● **SUPPLIED INFORMATION**
- Opening Delimiter -
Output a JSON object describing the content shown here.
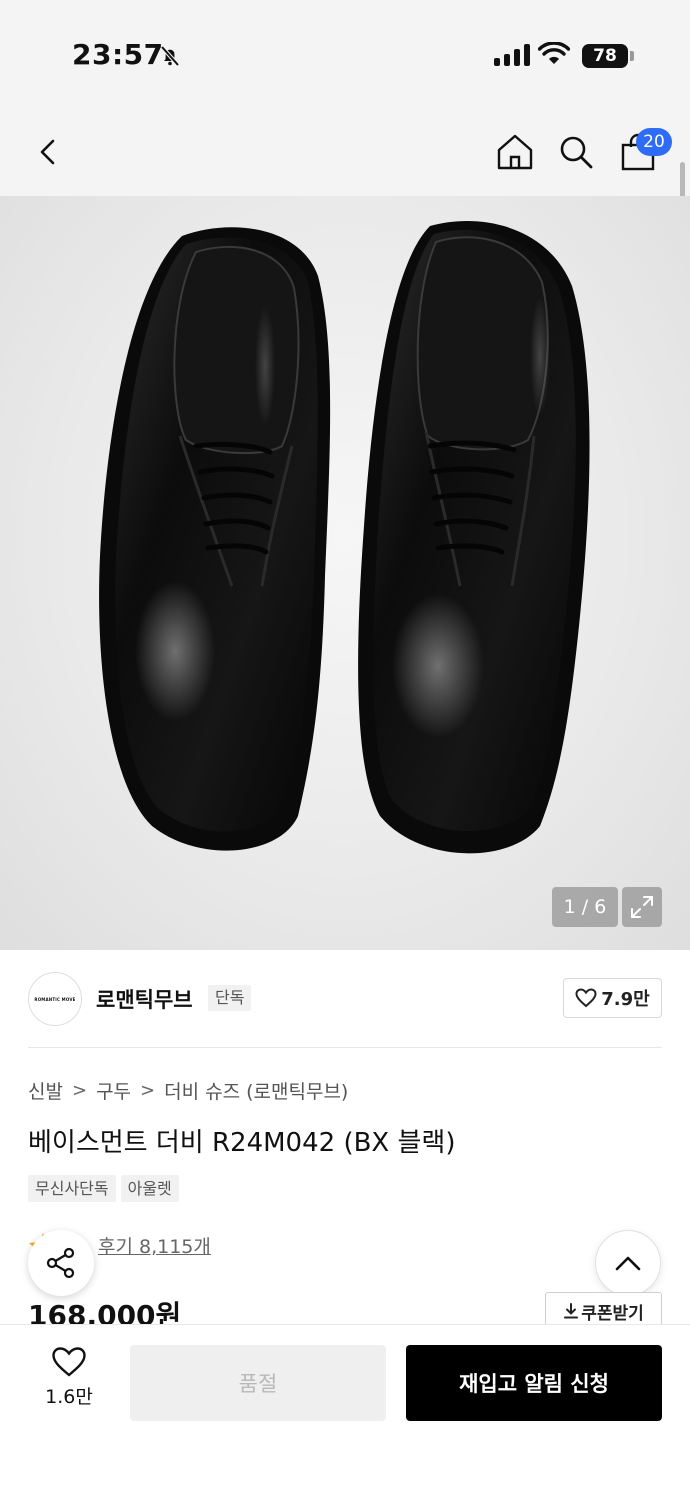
{
  "status_bar": {
    "time": "23:57",
    "battery": "78"
  },
  "nav": {
    "cart_count": "20"
  },
  "gallery": {
    "page_counter": "1 / 6"
  },
  "brand": {
    "logo_text": "ROMANTIC MOVE",
    "name": "로맨틱무브",
    "tag": "단독",
    "likes": "7.9만"
  },
  "breadcrumb": [
    "신발",
    "구두",
    "더비 슈즈 (로맨틱무브)"
  ],
  "product": {
    "title": "베이스먼트 더비 R24M042 (BX 블랙)",
    "tags": [
      "무신사단독",
      "아울렛"
    ],
    "review_link": "후기 8,115개",
    "price": "168,000원",
    "coupon_label": "쿠폰받기"
  },
  "bottom_bar": {
    "wish_count": "1.6만",
    "soldout_label": "품절",
    "restock_label": "재입고 알림 신청"
  },
  "colors": {
    "accent_badge": "#2f6cf6",
    "primary_button": "#000000",
    "disabled_button": "#efefef"
  }
}
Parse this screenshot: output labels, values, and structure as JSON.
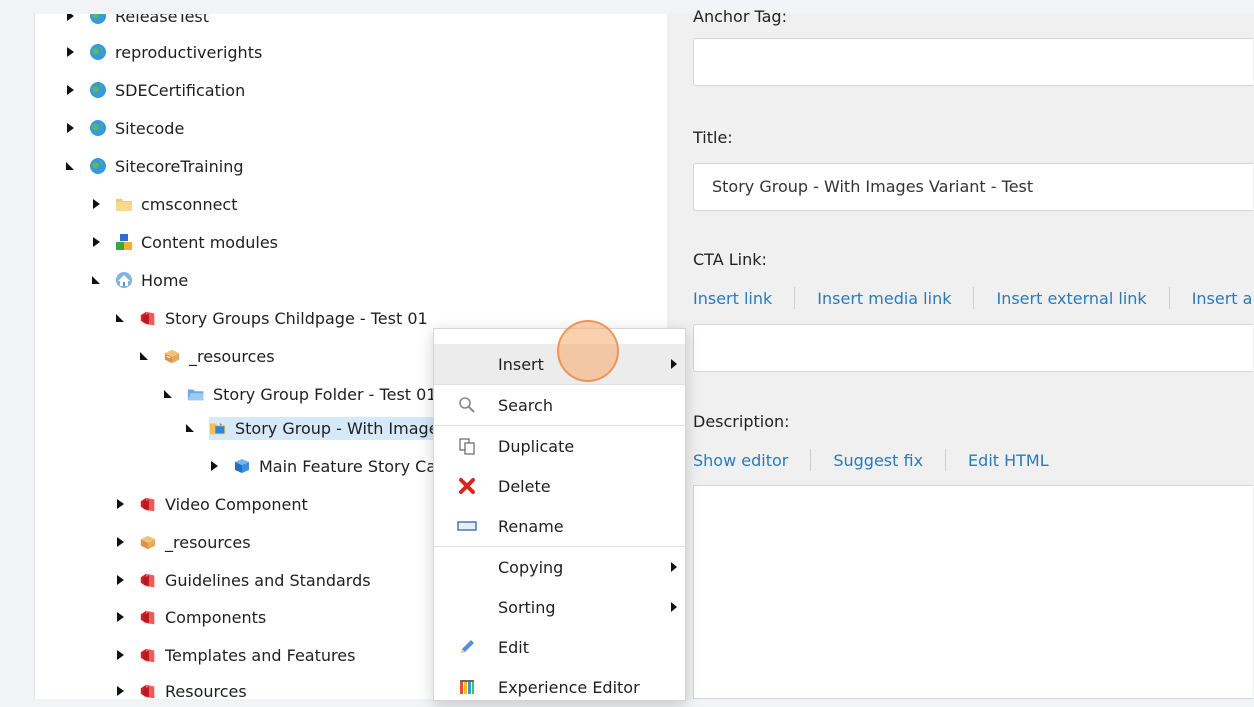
{
  "tree": {
    "nodes": [
      {
        "label": "ReleaseTest",
        "icon": "globe-icon",
        "expanded": false
      },
      {
        "label": "reproductiverights",
        "icon": "globe-icon",
        "expanded": false
      },
      {
        "label": "SDECertification",
        "icon": "globe-icon",
        "expanded": false
      },
      {
        "label": "Sitecode",
        "icon": "globe-icon",
        "expanded": false
      },
      {
        "label": "SitecoreTraining",
        "icon": "globe-icon",
        "expanded": true
      },
      {
        "label": "cmsconnect",
        "icon": "folder-icon",
        "expanded": false
      },
      {
        "label": "Content modules",
        "icon": "modules-icon",
        "expanded": false
      },
      {
        "label": "Home",
        "icon": "home-icon",
        "expanded": true
      },
      {
        "label": "Story Groups Childpage - Test 01",
        "icon": "page-icon",
        "expanded": true
      },
      {
        "label": "_resources",
        "icon": "box-icon",
        "expanded": true
      },
      {
        "label": "Story Group Folder - Test 01",
        "icon": "blue-folder-icon",
        "expanded": true
      },
      {
        "label": "Story Group - With Images Variant - Test",
        "icon": "story-group-icon",
        "expanded": true,
        "selected": true
      },
      {
        "label": "Main Feature Story Card",
        "icon": "cube-icon",
        "expanded": false
      },
      {
        "label": "Video Component",
        "icon": "page-icon",
        "expanded": false
      },
      {
        "label": "_resources",
        "icon": "box-icon",
        "expanded": false
      },
      {
        "label": "Guidelines and Standards",
        "icon": "page-icon",
        "expanded": false
      },
      {
        "label": "Components",
        "icon": "page-icon",
        "expanded": false
      },
      {
        "label": "Templates and Features",
        "icon": "page-icon",
        "expanded": false
      },
      {
        "label": "Resources",
        "icon": "page-icon",
        "expanded": false
      }
    ]
  },
  "panel": {
    "anchor_label": "Anchor Tag:",
    "title_label": "Title:",
    "title_value": "Story Group - With Images Variant - Test",
    "cta_label": "CTA Link:",
    "cta_links": [
      "Insert link",
      "Insert media link",
      "Insert external link",
      "Insert a"
    ],
    "description_label": "Description:",
    "description_links": [
      "Show editor",
      "Suggest fix",
      "Edit HTML"
    ]
  },
  "context_menu": {
    "items": [
      {
        "label": "Insert",
        "icon": "",
        "submenu": true
      },
      {
        "label": "Search",
        "icon": "search-icon"
      },
      {
        "label": "Duplicate",
        "icon": "duplicate-icon"
      },
      {
        "label": "Delete",
        "icon": "delete-icon"
      },
      {
        "label": "Rename",
        "icon": "rename-icon"
      },
      {
        "label": "Copying",
        "icon": "",
        "submenu": true
      },
      {
        "label": "Sorting",
        "icon": "",
        "submenu": true
      },
      {
        "label": "Edit",
        "icon": "pencil-icon"
      },
      {
        "label": "Experience Editor",
        "icon": "experience-editor-icon"
      }
    ]
  },
  "colors": {
    "link": "#2a7ab8",
    "selection": "#d6e9f8",
    "cursor_highlight": "#f5aa6e",
    "delete_red": "#d7261e"
  }
}
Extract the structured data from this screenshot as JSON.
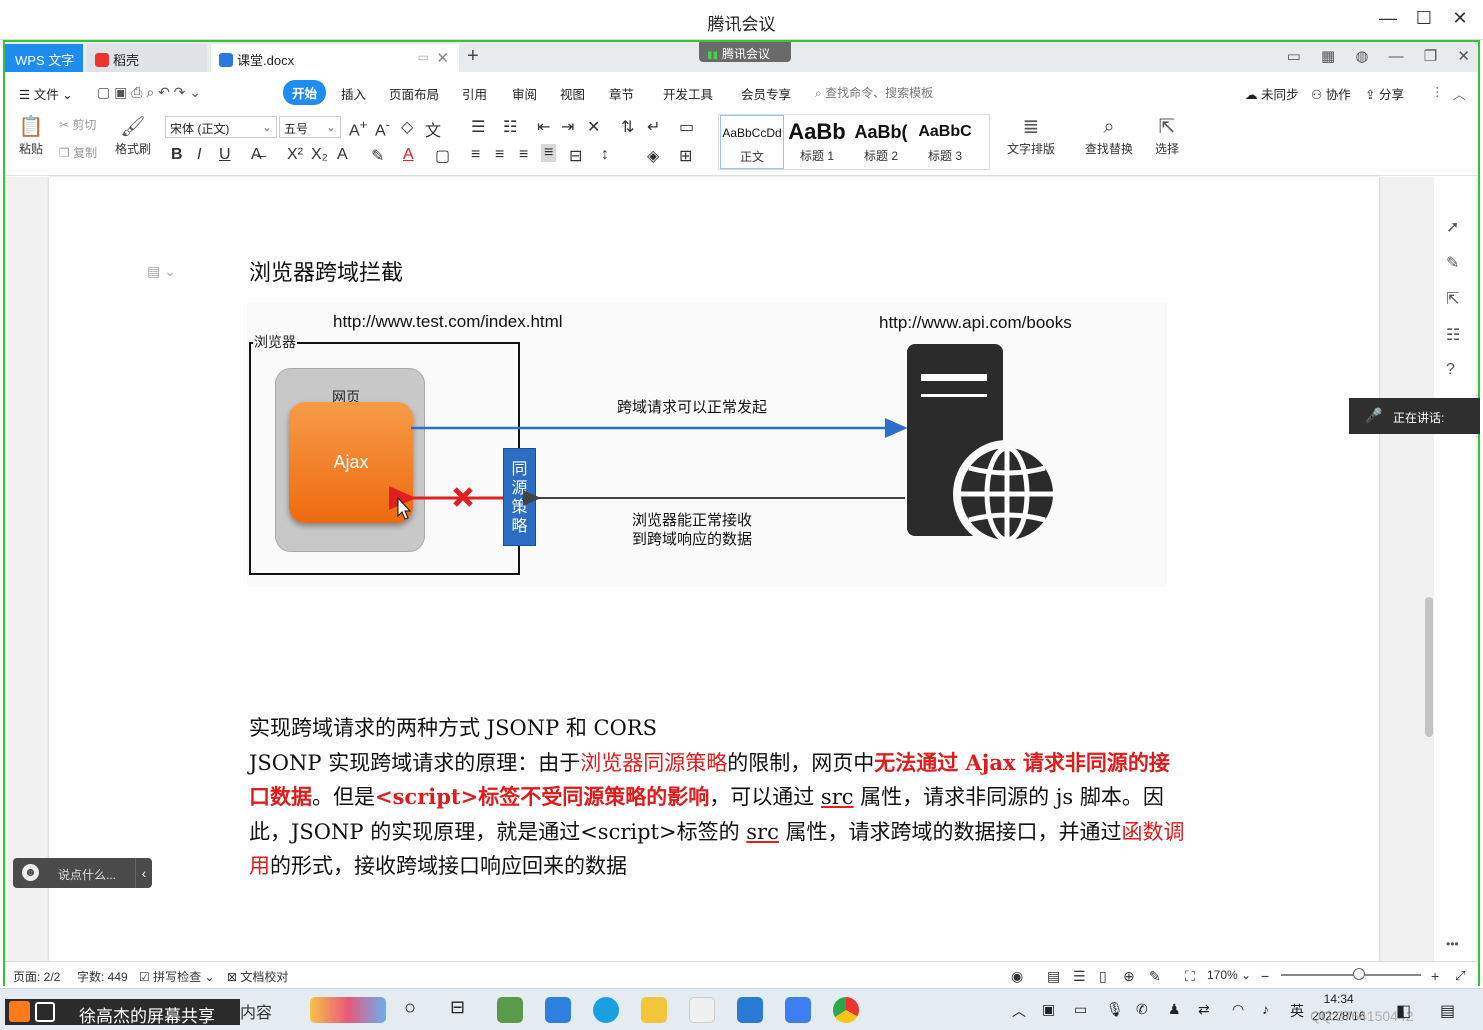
{
  "window": {
    "title": "腾讯会议",
    "controls": [
      "—",
      "☐",
      "✕"
    ]
  },
  "wps": {
    "app_tab": "WPS 文字",
    "docer_tab": "稻壳",
    "doc_tab": "课堂.docx",
    "meeting_badge": "腾讯会议",
    "menu": {
      "file": "文件",
      "items": [
        "开始",
        "插入",
        "页面布局",
        "引用",
        "审阅",
        "视图",
        "章节",
        "开发工具",
        "会员专享"
      ],
      "search": "查找命令、搜索模板",
      "sync": "未同步",
      "collab": "协作",
      "share": "分享"
    },
    "ribbon": {
      "paste": "粘贴",
      "cut": "剪切",
      "copy": "复制",
      "format_painter": "格式刷",
      "font_name": "宋体 (正文)",
      "font_size": "五号",
      "styles": [
        {
          "preview": "AaBbCcDd",
          "label": "正文"
        },
        {
          "preview": "AaBb",
          "label": "标题 1"
        },
        {
          "preview": "AaBb(",
          "label": "标题 2"
        },
        {
          "preview": "AaBbC",
          "label": "标题 3"
        }
      ],
      "text_layout": "文字排版",
      "find_replace": "查找替换",
      "select": "选择"
    }
  },
  "document": {
    "heading": "浏览器跨域拦截",
    "diagram": {
      "url_left": "http://www.test.com/index.html",
      "url_right": "http://www.api.com/books",
      "browser": "浏览器",
      "webpage": "网页",
      "ajax": "Ajax",
      "same_origin": [
        "同",
        "源",
        "策",
        "略"
      ],
      "request_ok": "跨域请求可以正常发起",
      "response_recv_1": "浏览器能正常接收",
      "response_recv_2": "到跨域响应的数据"
    },
    "p1": "实现跨域请求的两种方式 JSONP 和 CORS",
    "p2": {
      "a": "JSONP 实现跨域请求的原理：由于",
      "b": "浏览器同源策略",
      "c": "的限制，网页中",
      "d": "无法通过 Ajax 请求非同源的接口数据",
      "e": "。但是",
      "f": "<script>标签不受同源策略的影响",
      "g": "，可以通过 ",
      "h": "src",
      "i": " 属性，请求非同源的 js 脚本。因此，JSONP 的实现原理，就是通过<script>标签的 ",
      "j": "src",
      "k": " 属性，请求跨域的数据接口，并通过",
      "l": "函数调用",
      "m": "的形式，接收跨域接口响应回来的数据"
    }
  },
  "overlay": {
    "speaking": "正在讲话:",
    "chat_placeholder": "说点什么..."
  },
  "status": {
    "page": "页面: 2/2",
    "words": "字数: 449",
    "spell": "拼写检查",
    "proof": "文档校对",
    "zoom": "170%"
  },
  "taskbar": {
    "share_banner": "徐高杰的屏幕共享",
    "ghost_text": "内容",
    "ime": "英",
    "time": "14:34",
    "date": "2022/8/16",
    "watermark": "QQ:2764150442"
  }
}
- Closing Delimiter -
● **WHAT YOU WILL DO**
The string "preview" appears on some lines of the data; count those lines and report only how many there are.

● **EXPECTED OUTPUT**
4